Your task is to repeat the entries underneath exactly, minus the pictures.

Dataset records
○ ○ ○ ○ ○ ○ ○

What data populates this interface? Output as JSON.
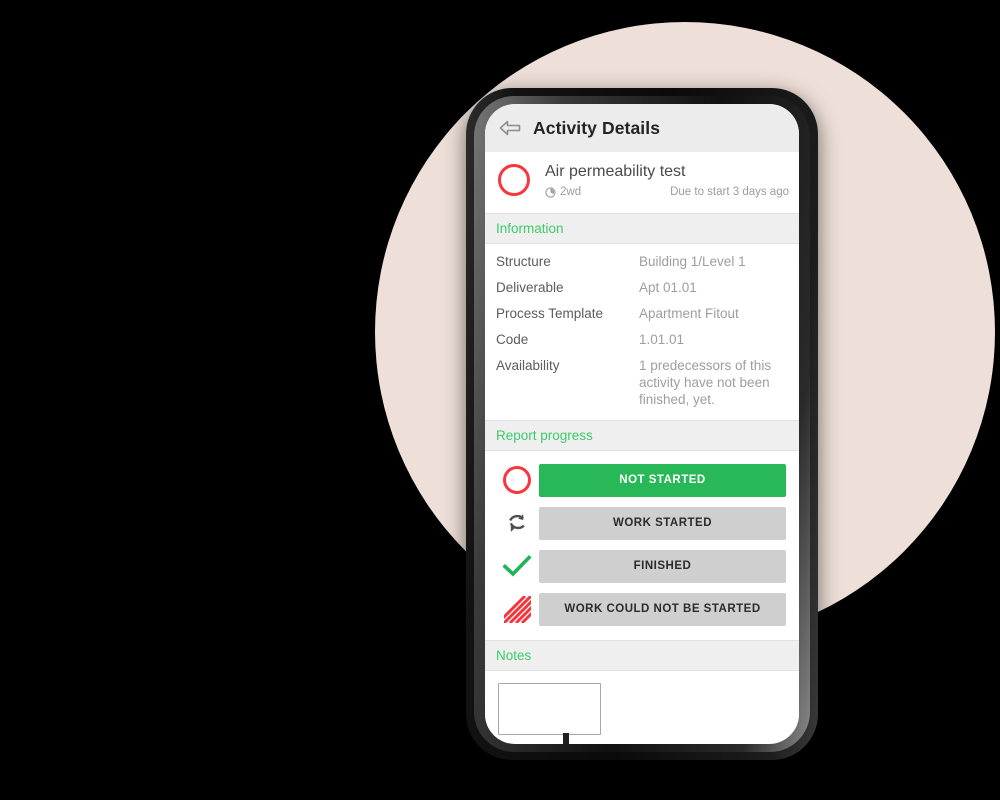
{
  "background": {
    "canvas_color": "#000000",
    "circle_color": "#EEE0D8"
  },
  "theme": {
    "accent_green": "#3ECB6C",
    "button_green": "#28B857",
    "status_red": "#F8363B",
    "button_gray": "#CFCFCF",
    "section_bg": "#EFEFEF",
    "appbar_bg": "#ECECEC"
  },
  "appbar": {
    "back_icon": "back-arrow-icon",
    "title": "Activity Details"
  },
  "activity": {
    "status_icon": "circle-outline-icon",
    "name": "Air permeability test",
    "duration_icon": "clock-icon",
    "duration": "2wd",
    "due": "Due to start 3 days ago"
  },
  "information": {
    "header": "Information",
    "rows": [
      {
        "label": "Structure",
        "value": "Building 1/Level 1"
      },
      {
        "label": "Deliverable",
        "value": "Apt 01.01"
      },
      {
        "label": "Process Template",
        "value": "Apartment Fitout"
      },
      {
        "label": "Code",
        "value": "1.01.01"
      },
      {
        "label": "Availability",
        "value": "1 predecessors of this activity have not been finished, yet."
      }
    ]
  },
  "report_progress": {
    "header": "Report progress",
    "options": [
      {
        "icon": "circle-outline-icon",
        "label": "NOT STARTED",
        "selected": true
      },
      {
        "icon": "refresh-arrows-icon",
        "label": "WORK STARTED",
        "selected": false
      },
      {
        "icon": "checkmark-icon",
        "label": "FINISHED",
        "selected": false
      },
      {
        "icon": "hatched-square-icon",
        "label": "WORK COULD NOT BE STARTED",
        "selected": false
      }
    ]
  },
  "notes": {
    "header": "Notes",
    "input_value": "",
    "input_placeholder": ""
  }
}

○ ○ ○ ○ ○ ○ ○

▶ [The completed task]:
What data populates this interface? Output as JSON.
{
  "background": {
    "canvas_color": "#000000",
    "circle_color": "#EEE0D8"
  },
  "theme": {
    "accent_green": "#3ECB6C",
    "button_green": "#28B857",
    "status_red": "#F8363B",
    "button_gray": "#CFCFCF",
    "section_bg": "#EFEFEF",
    "appbar_bg": "#ECECEC"
  },
  "appbar": {
    "back_icon": "back-arrow-icon",
    "title": "Activity Details"
  },
  "activity": {
    "status_icon": "circle-outline-icon",
    "name": "Air permeability test",
    "duration_icon": "clock-icon",
    "duration": "2wd",
    "due": "Due to start 3 days ago"
  },
  "information": {
    "header": "Information",
    "rows": [
      {
        "label": "Structure",
        "value": "Building 1/Level 1"
      },
      {
        "label": "Deliverable",
        "value": "Apt 01.01"
      },
      {
        "label": "Process Template",
        "value": "Apartment Fitout"
      },
      {
        "label": "Code",
        "value": "1.01.01"
      },
      {
        "label": "Availability",
        "value": "1 predecessors of this activity have not been finished, yet."
      }
    ]
  },
  "report_progress": {
    "header": "Report progress",
    "options": [
      {
        "icon": "circle-outline-icon",
        "label": "NOT STARTED",
        "selected": true
      },
      {
        "icon": "refresh-arrows-icon",
        "label": "WORK STARTED",
        "selected": false
      },
      {
        "icon": "checkmark-icon",
        "label": "FINISHED",
        "selected": false
      },
      {
        "icon": "hatched-square-icon",
        "label": "WORK COULD NOT BE STARTED",
        "selected": false
      }
    ]
  },
  "notes": {
    "header": "Notes",
    "input_value": "",
    "input_placeholder": ""
  }
}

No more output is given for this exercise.